BOLDUAN: Exactly.

QUINN: -- or see your family as often as you like.

BOLDUAN: No kidding.

I want to ask about one staffer, not in the White House, that the president has, Rudy Giuliani. One of the investigations the president is facing, not in Congress, but is the Mueller investigation. Rudy Giuliani has been on a tear recently on the question of being interviewed by Mueller. Giuliani told "The Daily Beast" that they are still open to it, but within a day or two, he told "The Hill," the following, "The president is not answering any more questions from these people, their outrageous activity, we did enough."

Despite the obvious contradiction, what do you think the real position is?

QUINN: Who knows? Kate, give me a break, you can't -- who knows what's really going on in Rudy Giuliani's mind. I sure don't. But let me make one thing clear, as clear as I can. It is not up to

Rudy Giuliani, it is not even up to the president whether he will be required to provide evidence either from the special counsel or from a congressional committee. We are going to hear an awful lot in the coming year about executive privilege. Executive privilege basically involves balancing the legitimate interests of different players in the federal government, the courts, the Congress, and the presidency. They all have legitimate interest. But the courts are the ones who say what the law requires. Not the executive branch, not the Congress. The courts, in the end, will say what is required of the president.

[11:55:16] BOLDUAN: Right. In the end, that's where the fight will likely end up is in the courts.

Great to see you, Jack.
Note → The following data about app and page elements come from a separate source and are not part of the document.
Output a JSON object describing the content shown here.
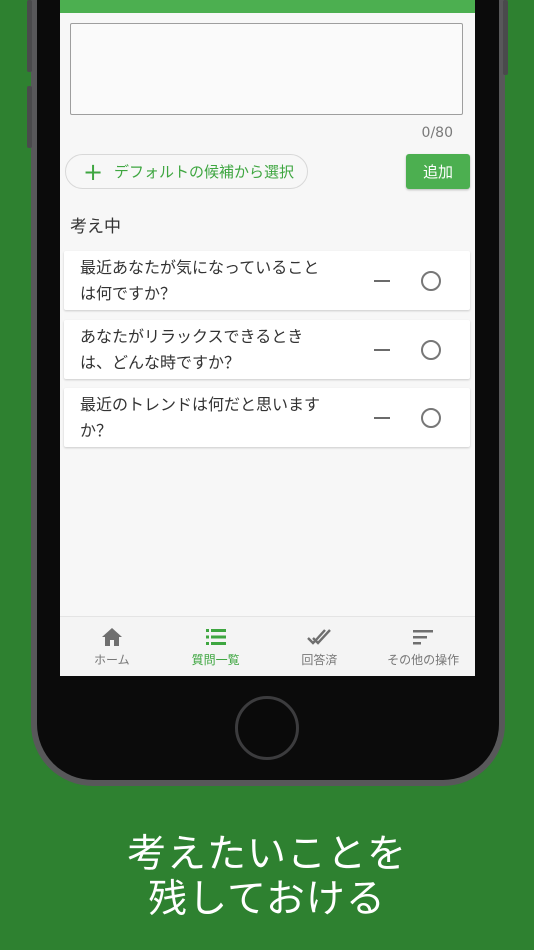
{
  "input": {
    "counter": "0/80"
  },
  "actions": {
    "default_label": "デフォルトの候補から選択",
    "add_label": "追加"
  },
  "section": {
    "title": "考え中"
  },
  "questions": [
    {
      "line1": "最近あなたが気になっていること",
      "line2": "は何ですか？"
    },
    {
      "line1": "あなたがリラックスできるとき",
      "line2": "は、どんな時ですか？"
    },
    {
      "line1": "最近のトレンドは何だと思います",
      "line2": "か？"
    }
  ],
  "nav": [
    {
      "label": "ホーム",
      "icon": "home-icon"
    },
    {
      "label": "質問一覧",
      "icon": "list-icon",
      "active": true
    },
    {
      "label": "回答済",
      "icon": "double-check-icon"
    },
    {
      "label": "その他の操作",
      "icon": "sort-icon"
    }
  ],
  "caption": {
    "line1": "考えたいことを",
    "line2": "残しておける"
  },
  "colors": {
    "accent": "#4caf50",
    "background": "#2e8130"
  }
}
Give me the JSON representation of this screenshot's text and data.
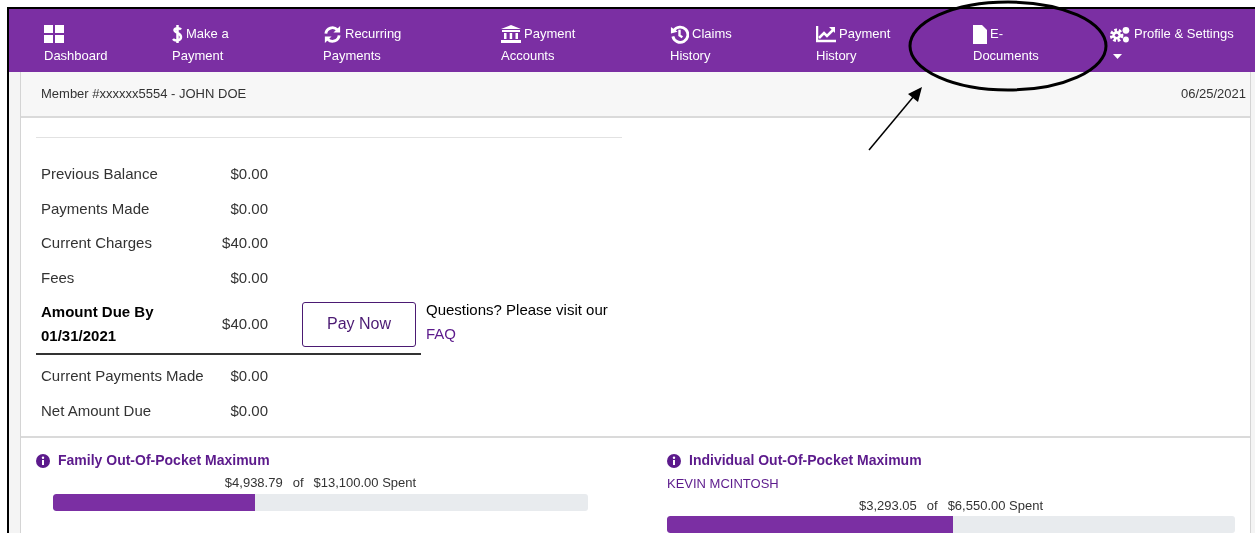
{
  "nav_items": [
    {
      "line2": "Dashboard",
      "dropdown": false
    },
    {
      "line1": "Make a",
      "line2": "Payment",
      "dropdown": false
    },
    {
      "line1": "Recurring",
      "line2": "Payments",
      "dropdown": false
    },
    {
      "line1": "Payment",
      "line2": "Accounts",
      "dropdown": false
    },
    {
      "line1": "Claims",
      "line2": "History",
      "dropdown": false
    },
    {
      "line1": "Payment",
      "line2": "History",
      "dropdown": false
    },
    {
      "line1": "E-",
      "line2": "Documents",
      "dropdown": false
    },
    {
      "line1": "Profile & Settings",
      "dropdown": true
    }
  ],
  "member_bar": {
    "member": "Member #xxxxxx5554 - JOHN DOE",
    "date": "06/25/2021"
  },
  "balance_rows": [
    {
      "label": "Previous Balance",
      "value": "$0.00",
      "kind": "normal"
    },
    {
      "label": "Payments Made",
      "value": "$0.00",
      "kind": "normal"
    },
    {
      "label": "Current Charges",
      "value": "$40.00",
      "kind": "normal"
    },
    {
      "label": "Fees",
      "value": "$0.00",
      "kind": "normal"
    },
    {
      "label": "Amount Due By 01/31/2021",
      "value": "$40.00",
      "kind": "due"
    },
    {
      "label": "Current Payments Made",
      "value": "$0.00",
      "kind": "normal"
    },
    {
      "label": "Net Amount Due",
      "value": "$0.00",
      "kind": "normal"
    }
  ],
  "pay_button": "Pay Now",
  "questions": {
    "text": "Questions? Please visit our",
    "link": "FAQ"
  },
  "maximums": [
    {
      "title": "Family Out-Of-Pocket Maximum",
      "spent": "$4,938.79",
      "of": "of",
      "total": "$13,100.00 Spent",
      "level": 0.377
    },
    {
      "title": "Individual Out-Of-Pocket Maximum",
      "person": "KEVIN MCINTOSH",
      "spent": "$3,293.05",
      "of": "of",
      "total": "$6,550.00 Spent",
      "level": 0.503
    }
  ]
}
Thank you so much.

QUINN: You bet.

BOLDUAN: We'll be right back.

QUINN: Thank you.


[12:00:04] BOLDUAN: The New York City skyline got a remarkable new look last night. You can see a blue glow painted across the skies.